With the images excluded, set down every line of the listing below exactly.

***** Records supplied

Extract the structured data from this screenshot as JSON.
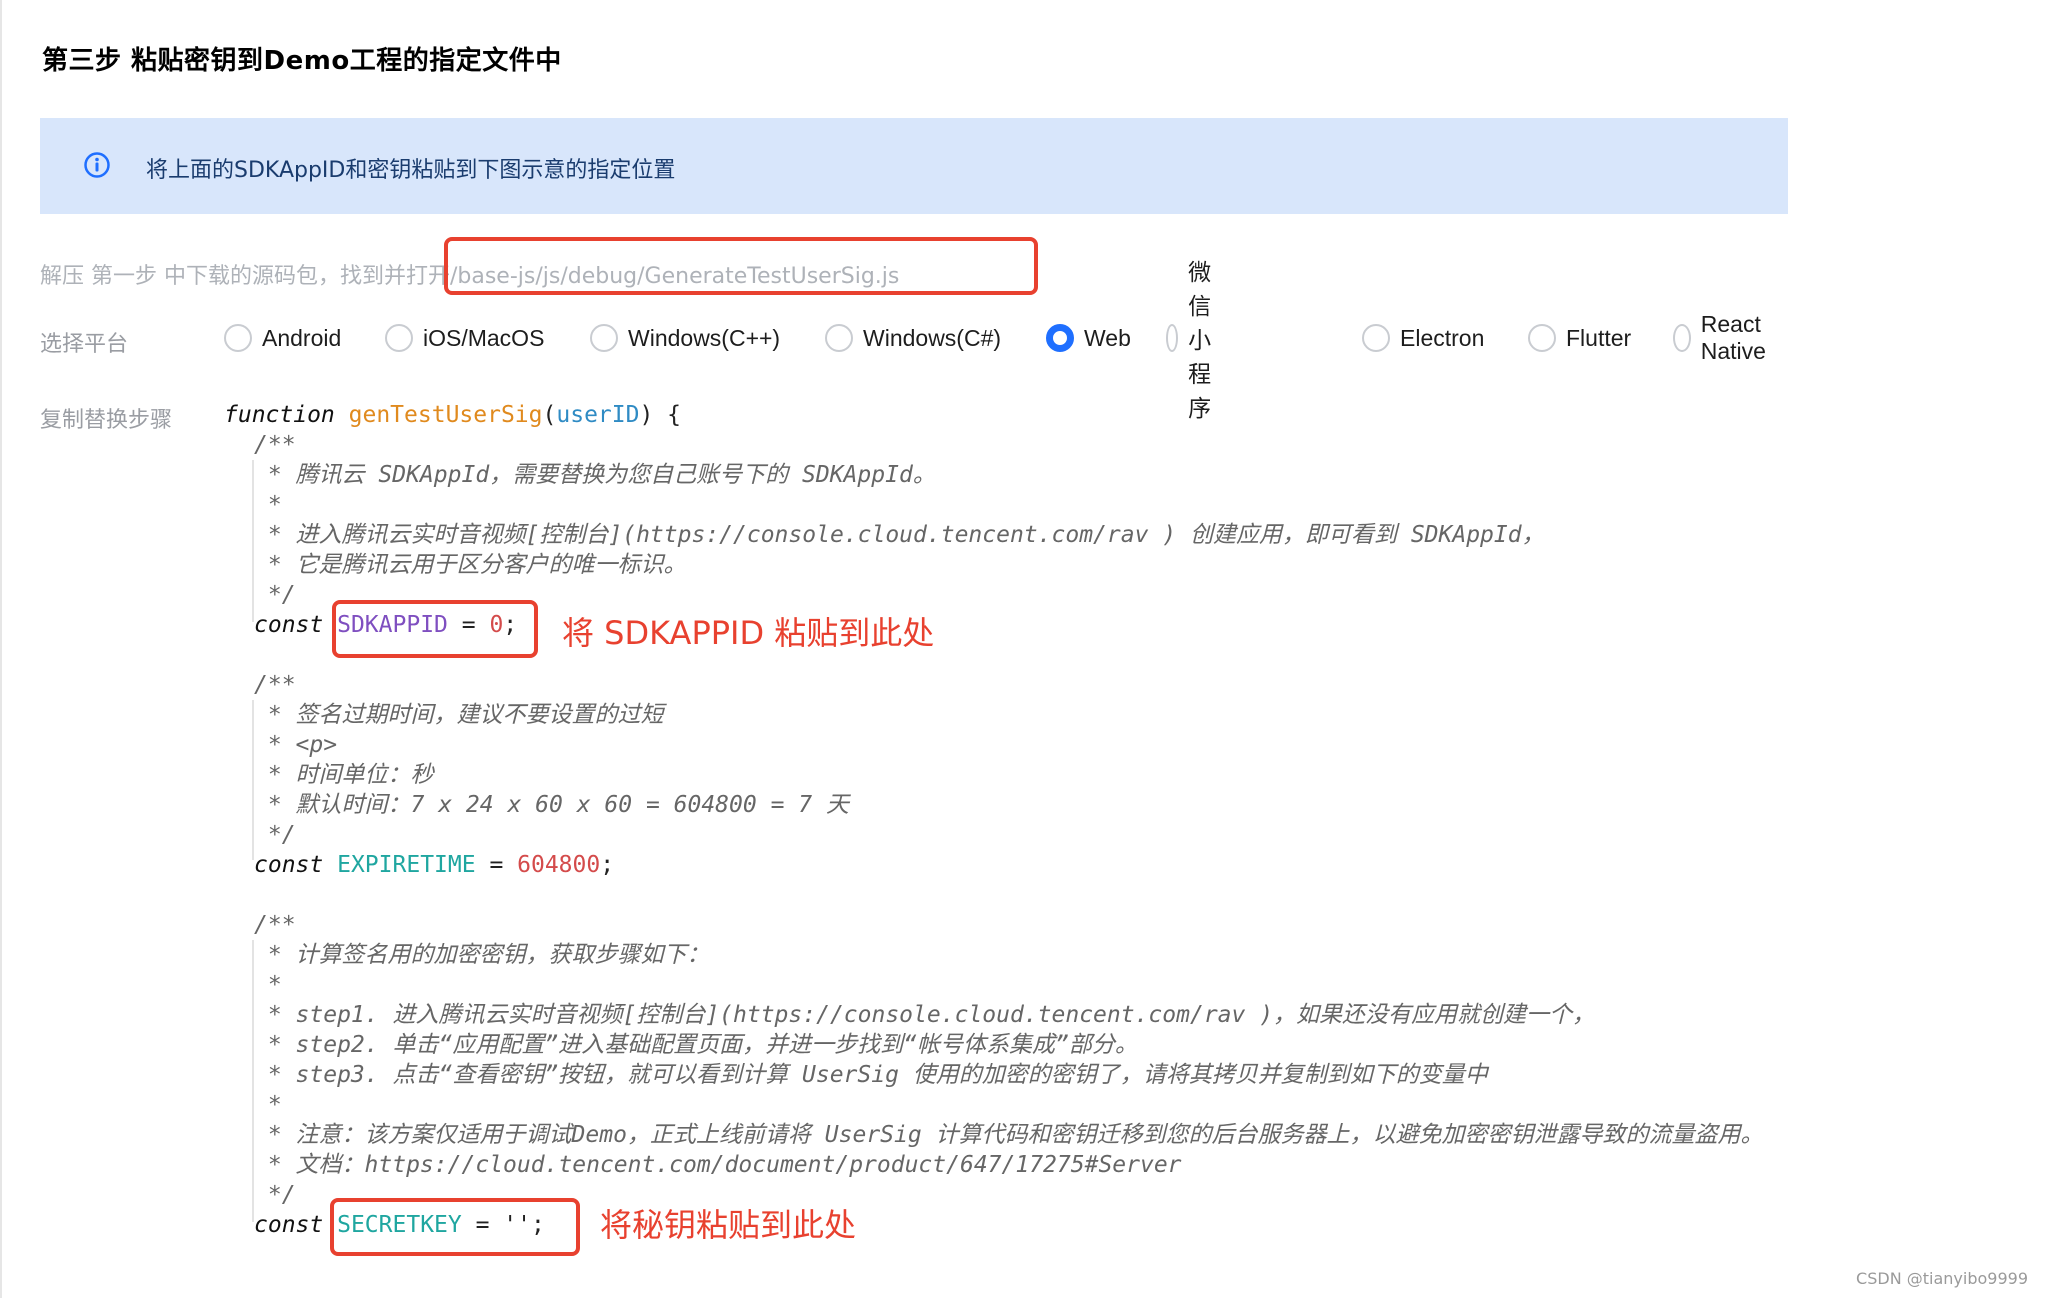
{
  "page": {
    "title": "第三步 粘贴密钥到Demo工程的指定文件中",
    "info_text": "将上面的SDKAppID和密钥粘贴到下图示意的指定位置",
    "hint_text": "解压 第一步 中下载的源码包，找到并打开/base-js/js/debug/GenerateTestUserSig.js",
    "platform_label": "选择平台",
    "copy_label": "复制替换步骤",
    "watermark": "CSDN @tianyibo9999"
  },
  "platforms": [
    {
      "label": "Android",
      "checked": false
    },
    {
      "label": "iOS/MacOS",
      "checked": false
    },
    {
      "label": "Windows(C++)",
      "checked": false
    },
    {
      "label": "Windows(C#)",
      "checked": false
    },
    {
      "label": "Web",
      "checked": true
    },
    {
      "label": "微信小程序",
      "checked": false
    },
    {
      "label": "Electron",
      "checked": false
    },
    {
      "label": "Flutter",
      "checked": false
    },
    {
      "label": "React Native",
      "checked": false
    }
  ],
  "code": {
    "fn_keyword": "function",
    "fn_name": "genTestUserSig",
    "fn_param": "userID",
    "fn_open": ") {",
    "c1_open": "/**",
    "c1_l1": " * 腾讯云 SDKAppId，需要替换为您自己账号下的 SDKAppId。",
    "c1_l2": " *",
    "c1_l3": " * 进入腾讯云实时音视频[控制台](https://console.cloud.tencent.com/rav ) 创建应用，即可看到 SDKAppId，",
    "c1_l4": " * 它是腾讯云用于区分客户的唯一标识。",
    "c1_close": " */",
    "const_kw": "const",
    "sdkappid_name": "SDKAPPID",
    "sdkappid_eq": " = ",
    "sdkappid_val": "0",
    "semi": ";",
    "note_sdkappid": "将 SDKAPPID 粘贴到此处",
    "c2_open": "/**",
    "c2_l1": " * 签名过期时间，建议不要设置的过短",
    "c2_l2": " * <p>",
    "c2_l3": " * 时间单位：秒",
    "c2_l4": " * 默认时间：7 x 24 x 60 x 60 = 604800 = 7 天",
    "c2_close": " */",
    "expire_name": "EXPIRETIME",
    "expire_eq": " = ",
    "expire_val": "604800",
    "c3_open": "/**",
    "c3_l1": " * 计算签名用的加密密钥，获取步骤如下：",
    "c3_l2": " *",
    "c3_l3": " * step1. 进入腾讯云实时音视频[控制台](https://console.cloud.tencent.com/rav )，如果还没有应用就创建一个，",
    "c3_l4": " * step2. 单击“应用配置”进入基础配置页面，并进一步找到“帐号体系集成”部分。",
    "c3_l5": " * step3. 点击“查看密钥”按钮，就可以看到计算 UserSig 使用的加密的密钥了，请将其拷贝并复制到如下的变量中",
    "c3_l6": " *",
    "c3_l7": " * 注意：该方案仅适用于调试Demo，正式上线前请将 UserSig 计算代码和密钥迁移到您的后台服务器上，以避免加密密钥泄露导致的流量盗用。",
    "c3_l8": " * 文档：https://cloud.tencent.com/document/product/647/17275#Server",
    "c3_close": " */",
    "secret_name": "SECRETKEY",
    "secret_eq": " = ",
    "secret_val": "''",
    "note_secret": "将秘钥粘贴到此处"
  },
  "colors": {
    "accent": "#1f6fff",
    "annotation_red": "#e8412f",
    "banner_bg": "#d8e6fb"
  }
}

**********

*Problem solution*:
Extract the structured data from this screenshot as JSON.
{
  "page": {
    "title": "第三步 粘贴密钥到Demo工程的指定文件中",
    "info_text": "将上面的SDKAppID和密钥粘贴到下图示意的指定位置",
    "hint_text": "解压 第一步 中下载的源码包，找到并打开/base-js/js/debug/GenerateTestUserSig.js",
    "platform_label": "选择平台",
    "copy_label": "复制替换步骤",
    "watermark": "CSDN @tianyibo9999"
  },
  "platforms": [
    {
      "label": "Android",
      "checked": false
    },
    {
      "label": "iOS/MacOS",
      "checked": false
    },
    {
      "label": "Windows(C++)",
      "checked": false
    },
    {
      "label": "Windows(C#)",
      "checked": false
    },
    {
      "label": "Web",
      "checked": true
    },
    {
      "label": "微信小程序",
      "checked": false
    },
    {
      "label": "Electron",
      "checked": false
    },
    {
      "label": "Flutter",
      "checked": false
    },
    {
      "label": "React Native",
      "checked": false
    }
  ],
  "code": {
    "fn_keyword": "function",
    "fn_name": "genTestUserSig",
    "fn_param": "userID",
    "fn_open": ") {",
    "c1_open": "/**",
    "c1_l1": " * 腾讯云 SDKAppId，需要替换为您自己账号下的 SDKAppId。",
    "c1_l2": " *",
    "c1_l3": " * 进入腾讯云实时音视频[控制台](https://console.cloud.tencent.com/rav ) 创建应用，即可看到 SDKAppId，",
    "c1_l4": " * 它是腾讯云用于区分客户的唯一标识。",
    "c1_close": " */",
    "const_kw": "const",
    "sdkappid_name": "SDKAPPID",
    "sdkappid_eq": " = ",
    "sdkappid_val": "0",
    "semi": ";",
    "note_sdkappid": "将 SDKAPPID 粘贴到此处",
    "c2_open": "/**",
    "c2_l1": " * 签名过期时间，建议不要设置的过短",
    "c2_l2": " * <p>",
    "c2_l3": " * 时间单位：秒",
    "c2_l4": " * 默认时间：7 x 24 x 60 x 60 = 604800 = 7 天",
    "c2_close": " */",
    "expire_name": "EXPIRETIME",
    "expire_eq": " = ",
    "expire_val": "604800",
    "c3_open": "/**",
    "c3_l1": " * 计算签名用的加密密钥，获取步骤如下：",
    "c3_l2": " *",
    "c3_l3": " * step1. 进入腾讯云实时音视频[控制台](https://console.cloud.tencent.com/rav )，如果还没有应用就创建一个，",
    "c3_l4": " * step2. 单击“应用配置”进入基础配置页面，并进一步找到“帐号体系集成”部分。",
    "c3_l5": " * step3. 点击“查看密钥”按钮，就可以看到计算 UserSig 使用的加密的密钥了，请将其拷贝并复制到如下的变量中",
    "c3_l6": " *",
    "c3_l7": " * 注意：该方案仅适用于调试Demo，正式上线前请将 UserSig 计算代码和密钥迁移到您的后台服务器上，以避免加密密钥泄露导致的流量盗用。",
    "c3_l8": " * 文档：https://cloud.tencent.com/document/product/647/17275#Server",
    "c3_close": " */",
    "secret_name": "SECRETKEY",
    "secret_eq": " = ",
    "secret_val": "''",
    "note_secret": "将秘钥粘贴到此处"
  },
  "colors": {
    "accent": "#1f6fff",
    "annotation_red": "#e8412f",
    "banner_bg": "#d8e6fb"
  }
}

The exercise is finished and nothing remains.